But things are moving in the right direction. Since the 1970s, the government has enacted a stream of laws to improve public health: strong restrictions on advertising cigarettes, enforced health warnings on packs, increased costs, banned sports sponsorships and banned smoking in public enclosed spaces.3,5,6. Each of those measures was fought through long legal and PR campaigns by the tobacco industry5,6. But it is working, and smoking rates in Great Britain have declined from 50% in 1974 to 16% in 2016, and the spectre of childhood smoking has declined to 3%.3,7
|Compared to the World (2014)10|
|Pos.||Lower is better10|
|109||Papua New Guinea||826|
|Compared to Europe|
|Pos.||Smoking Rates (2014)|
Higher is worse10
Lower is worse
|37||Bosnia & Herzegovina||2 233||76.63|
|Europe Avg||1 648||78.36|
"In the 60s, advertising cigarettes on TV was banned. In the 70s, the government introduced health warnings on packs. In the last 20 years, the battle has intensified"'5... increasing bans on various forms of advertising and the health warnings on packs got bigger and more gruesome. Sports sponsorship was banned.
In 2007, England followed the example of Eire and other countries, and banned smoking in public enclosed spaces6; it was the last country in the UK (following Scotland, Wales and Northern Ireland) to do so6. The government hoped that a side-effect of cleaner environments would be to help current smokers quit, "and perhaps prevent some people from starting"6.

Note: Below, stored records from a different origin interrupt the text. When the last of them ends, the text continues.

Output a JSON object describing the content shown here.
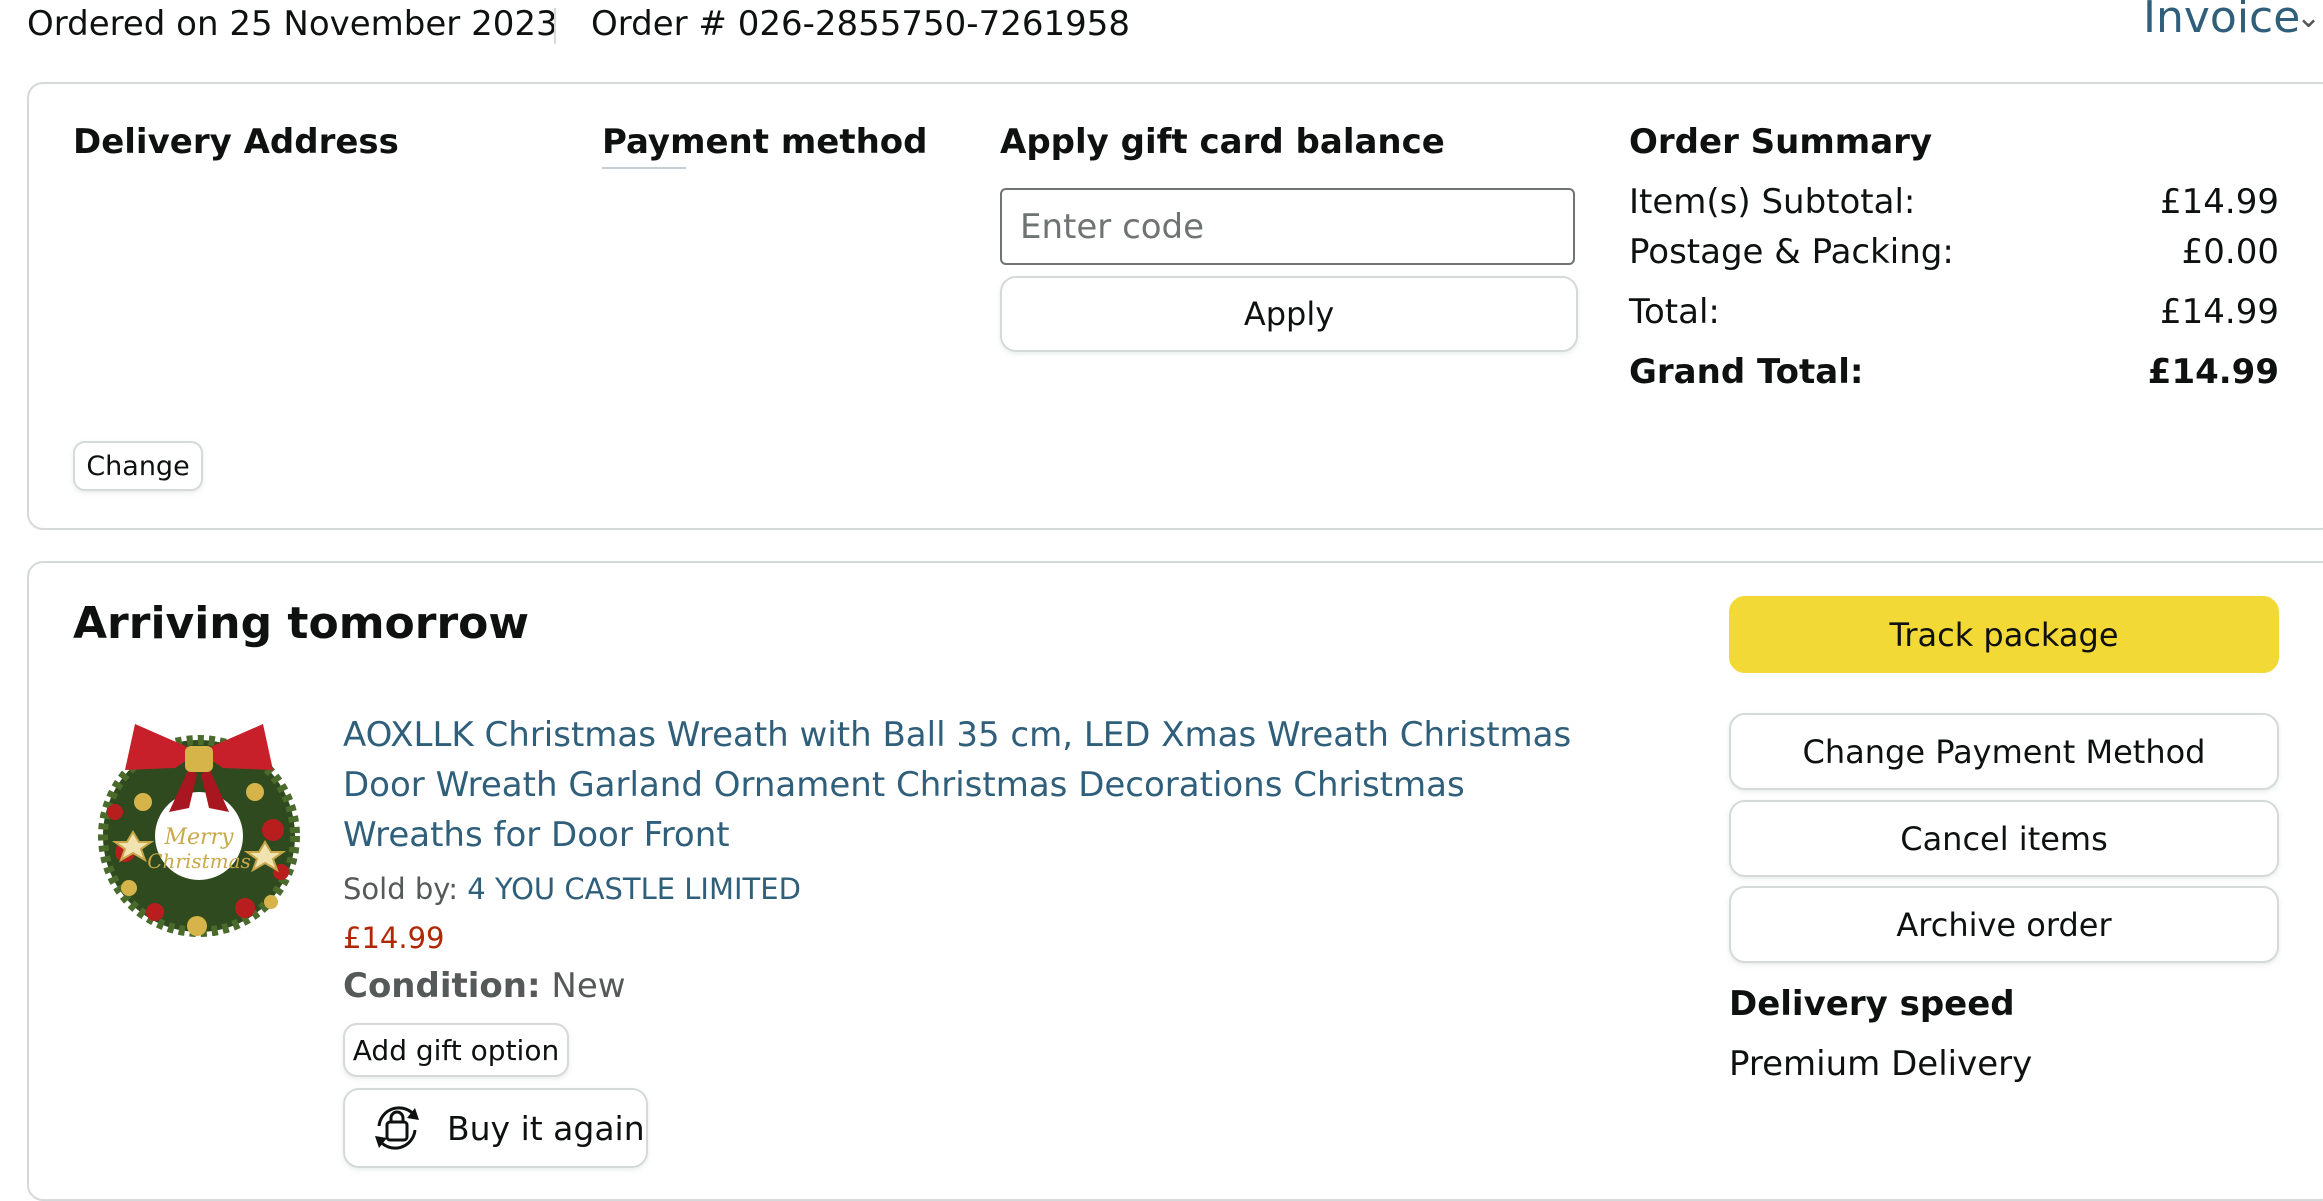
{
  "order_header": {
    "ordered_on": "Ordered on 25 November 2023",
    "order_number": "Order # 026-2855750-7261958",
    "invoice_label": "Invoice"
  },
  "details_card": {
    "delivery_address_heading": "Delivery Address",
    "change_label": "Change",
    "payment_method_heading": "Payment method",
    "gift_card": {
      "heading": "Apply gift card balance",
      "placeholder": "Enter code",
      "value": "",
      "apply_label": "Apply"
    },
    "order_summary": {
      "heading": "Order Summary",
      "rows": [
        {
          "label": "Item(s) Subtotal:",
          "value": "£14.99"
        },
        {
          "label": "Postage & Packing:",
          "value": "£0.00"
        },
        {
          "label": "Total:",
          "value": "£14.99"
        },
        {
          "label": "Grand Total:",
          "value": "£14.99"
        }
      ]
    }
  },
  "shipment": {
    "status_heading": "Arriving tomorrow",
    "item": {
      "title": "AOXLLK Christmas Wreath with Ball 35 cm, LED Xmas Wreath Christmas Door Wreath Garland Ornament Christmas Decorations Christmas Wreaths for Door Front",
      "sold_by_label": "Sold by: ",
      "seller": "4 YOU CASTLE LIMITED",
      "price": "£14.99",
      "condition_label": "Condition:",
      "condition_value": "New",
      "add_gift_label": "Add gift option",
      "buy_again_label": "Buy it again",
      "image_text": "Merry Christmas"
    },
    "actions": {
      "track": "Track package",
      "change_payment": "Change Payment Method",
      "cancel": "Cancel items",
      "archive": "Archive order"
    },
    "delivery_speed_heading": "Delivery speed",
    "delivery_speed_value": "Premium Delivery"
  },
  "colors": {
    "link": "#2f5f7a",
    "price": "#b12704",
    "track_button": "#f2d935",
    "border": "#d5d9d9"
  }
}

“Keeping places smoke free is just one of the public-health measures introduced in the last 50 years to reduce smoking. Others have included restrictions on tobacco advertising, warnings on cigarette packets, raising the age of sale to 18, and increasing the price through taxes. In 2011, the British government announced plans to ban the display of cigarettes in shops, and announced that they were considering a ban on any kind of branding, requiring plain generic packaging instead.”
These measures and increased have meant that in the ten years since 2006, tobacco has become "27 per cent less affordable"3.
Some newspaper outlets have claimed that measures such as banning public in enclosed public spaces were "controversial", even though 75% of adults supported the move6. Some of the same papers have ran campaigns against many public-health measures that aim to reduce the harm done by smoking.
Smoking is intertwined deeply with "trash culture". If you smoke, you are more likely to drink. If you smoke or drink, you are also more likely to do drugs. Such was the conclusion of the 1999 publication from the Office for National Statistics entitled "Smoking, drinking and drug use among young teenagers in 1998". A key factor of trash culture is that it is self-promoting. Once trash habits become accepted, they spread themselves.
Smoking is higher amongst those who are already in trouble: single mothers smoke at 55%, most homeless do and practically 100% of drug addicts do13.
“Today only 15% of men in the highest professional classes smoke, but 42% of unskilled workers do.”
“As annual income increases prevalence of smoking generally decreases. In 2016 those with an annual income of less than £10,000 were almost twice as likely to smoke as those with an annual income of £40,000 or more.”
Amongst young teenagers, "the likelihood of having ever used drugs is strongly related to smoking experience: 63% of regular smokers had used drugs, compared with only 1% of those who had never smoked". With drinking the statistics are also similar and cyclic: 44% of young teenagers who drink also get involved in drugs, compared with only 1% of children who don't drink. And importantly, in case it is doubted that all these factors propagate one another, "virtually no children who had never smoked or drunk had ever used drugs".
Parenting Issues: In 1991 in the UK 16% of 11-15 year-old children smoked, but by 2016 this had fallen to 3% (but still, that's far too many children)7; they are more likely to smoke if they live with others who do so3. There has also been improvement in how many mothers remain smokers whilst carrying a baby to term, falling to below 11% in 20163.